New intellectual property legislation, known as the Protect IP Act and proposed last month by a Senate bipartisan group, is being criticized for being too generic and too easy to manipulate. A hold has been put on the Preventing Real Online Threats to Economic Creativity and Theft of Intellectual Property Act of 2011.
Critics say the proposal, designed to protect U.S. companies from Internet copyright infringement, would encourage enforcement outside the courts. The bill allows an accusation to be enough to block an online company’s website from American viewers.
The nonprofit Electronic Frontier Foundation say the bill’s wording could leave the proposed law open to wide interpretation, not just by the legal system, but by ISPs and the individual companies who felt their rights had been violated.
Under the Protect IP Act, the U.S. Attorney General and U.S. companies who hold private intellectual property rights could sue and block suspect websites. ISPs would be forced to limit access to the alleged Internet pirates, even in advance of any lawsuit outcome.
The proposal does not discriminate between U.S. and foreign suspected violators. Unknown or foreign site owners could just as easily be blocked, before any court judgment, as could those within the U.S.
Bill opponents say e-commerce disruption could reach a personal level with the random blocking of e-mails, operating systems and routers. One worst-case scenario imagines that financial transaction businesses, like PayPal, could be upended by such legal restrictions.
The Protect IP Act critics say accused violators’ websites could be restricted at the whim of lawsuits’ plaintiffs and be shut down in the U.S. without warning or due process. Should the bill become law, an ISP would be forced to comply by blocking a suspected website at the ISP’s own unreimbursed expense. It seems that this bill could significantly change the face of intellectual property law. It will be interesting to see how other legislators react to it.
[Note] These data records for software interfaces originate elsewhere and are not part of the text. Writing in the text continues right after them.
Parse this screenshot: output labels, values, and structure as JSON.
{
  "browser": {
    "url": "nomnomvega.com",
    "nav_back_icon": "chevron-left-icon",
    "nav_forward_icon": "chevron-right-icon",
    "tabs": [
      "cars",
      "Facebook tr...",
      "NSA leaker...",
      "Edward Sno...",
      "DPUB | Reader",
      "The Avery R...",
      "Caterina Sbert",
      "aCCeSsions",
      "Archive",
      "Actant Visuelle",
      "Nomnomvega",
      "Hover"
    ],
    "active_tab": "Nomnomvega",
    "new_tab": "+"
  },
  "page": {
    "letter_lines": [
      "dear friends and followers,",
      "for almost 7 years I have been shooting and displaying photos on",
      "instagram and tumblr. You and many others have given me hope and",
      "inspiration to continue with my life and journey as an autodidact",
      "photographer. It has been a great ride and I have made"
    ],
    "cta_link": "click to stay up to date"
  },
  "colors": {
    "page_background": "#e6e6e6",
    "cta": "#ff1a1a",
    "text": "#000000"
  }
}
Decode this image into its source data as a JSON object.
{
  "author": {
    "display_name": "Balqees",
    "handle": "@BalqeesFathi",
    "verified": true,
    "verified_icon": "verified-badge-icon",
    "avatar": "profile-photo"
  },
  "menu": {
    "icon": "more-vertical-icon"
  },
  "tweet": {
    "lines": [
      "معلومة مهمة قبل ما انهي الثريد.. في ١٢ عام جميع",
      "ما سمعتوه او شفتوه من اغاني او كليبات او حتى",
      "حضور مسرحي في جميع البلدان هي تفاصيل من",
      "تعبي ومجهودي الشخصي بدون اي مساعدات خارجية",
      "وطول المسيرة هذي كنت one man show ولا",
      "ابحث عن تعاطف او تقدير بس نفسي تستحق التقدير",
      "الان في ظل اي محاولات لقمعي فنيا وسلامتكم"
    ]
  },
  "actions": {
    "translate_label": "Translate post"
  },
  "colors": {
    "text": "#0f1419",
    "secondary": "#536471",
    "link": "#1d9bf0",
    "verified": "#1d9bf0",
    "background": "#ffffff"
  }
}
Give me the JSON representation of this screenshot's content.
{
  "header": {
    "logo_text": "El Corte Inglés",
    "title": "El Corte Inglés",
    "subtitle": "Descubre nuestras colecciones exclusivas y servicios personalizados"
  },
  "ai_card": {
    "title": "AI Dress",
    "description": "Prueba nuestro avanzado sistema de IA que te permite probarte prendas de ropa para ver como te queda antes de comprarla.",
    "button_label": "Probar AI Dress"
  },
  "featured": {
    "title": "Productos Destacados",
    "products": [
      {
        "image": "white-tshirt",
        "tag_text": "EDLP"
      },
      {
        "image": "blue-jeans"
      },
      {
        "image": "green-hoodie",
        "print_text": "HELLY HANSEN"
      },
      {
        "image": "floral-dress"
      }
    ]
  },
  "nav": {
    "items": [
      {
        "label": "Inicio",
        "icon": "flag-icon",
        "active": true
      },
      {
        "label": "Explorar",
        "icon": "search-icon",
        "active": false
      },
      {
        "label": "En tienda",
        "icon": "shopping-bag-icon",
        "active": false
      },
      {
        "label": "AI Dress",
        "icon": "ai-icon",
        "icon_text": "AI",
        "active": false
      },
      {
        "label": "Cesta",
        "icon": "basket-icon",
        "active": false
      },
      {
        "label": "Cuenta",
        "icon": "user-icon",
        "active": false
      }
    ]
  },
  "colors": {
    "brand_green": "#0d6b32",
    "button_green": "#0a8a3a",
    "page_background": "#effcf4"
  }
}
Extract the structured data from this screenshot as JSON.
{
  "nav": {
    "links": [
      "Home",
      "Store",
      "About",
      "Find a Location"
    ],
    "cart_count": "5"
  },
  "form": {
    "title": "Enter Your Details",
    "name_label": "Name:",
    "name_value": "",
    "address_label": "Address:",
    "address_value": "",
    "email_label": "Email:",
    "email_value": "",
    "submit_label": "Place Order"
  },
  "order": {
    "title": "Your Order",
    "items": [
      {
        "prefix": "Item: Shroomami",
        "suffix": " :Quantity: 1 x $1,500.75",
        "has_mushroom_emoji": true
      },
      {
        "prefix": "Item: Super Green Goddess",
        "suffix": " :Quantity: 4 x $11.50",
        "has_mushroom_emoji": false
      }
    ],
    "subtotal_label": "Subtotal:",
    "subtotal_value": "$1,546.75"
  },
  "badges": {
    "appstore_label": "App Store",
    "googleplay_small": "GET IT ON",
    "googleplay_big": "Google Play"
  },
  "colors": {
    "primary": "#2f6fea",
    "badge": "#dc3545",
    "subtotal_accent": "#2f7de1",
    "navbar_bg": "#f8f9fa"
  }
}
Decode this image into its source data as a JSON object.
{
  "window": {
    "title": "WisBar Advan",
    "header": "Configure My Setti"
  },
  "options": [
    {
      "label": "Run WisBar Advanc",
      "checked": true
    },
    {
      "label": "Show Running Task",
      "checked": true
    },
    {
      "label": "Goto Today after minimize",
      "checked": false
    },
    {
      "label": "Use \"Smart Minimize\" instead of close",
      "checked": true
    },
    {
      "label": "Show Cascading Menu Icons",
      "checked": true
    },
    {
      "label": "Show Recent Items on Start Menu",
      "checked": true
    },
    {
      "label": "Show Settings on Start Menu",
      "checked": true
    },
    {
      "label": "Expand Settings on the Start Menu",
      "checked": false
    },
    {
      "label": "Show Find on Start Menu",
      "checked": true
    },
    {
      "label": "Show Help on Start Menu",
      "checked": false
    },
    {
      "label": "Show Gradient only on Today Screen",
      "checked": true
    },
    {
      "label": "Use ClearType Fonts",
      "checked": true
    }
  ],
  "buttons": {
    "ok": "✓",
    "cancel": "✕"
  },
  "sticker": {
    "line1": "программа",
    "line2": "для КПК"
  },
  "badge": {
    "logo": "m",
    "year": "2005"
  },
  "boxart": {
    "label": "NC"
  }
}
Source: The Mark, “A Cure Worse Than the Disease?” James Plotkin, 14 June 2011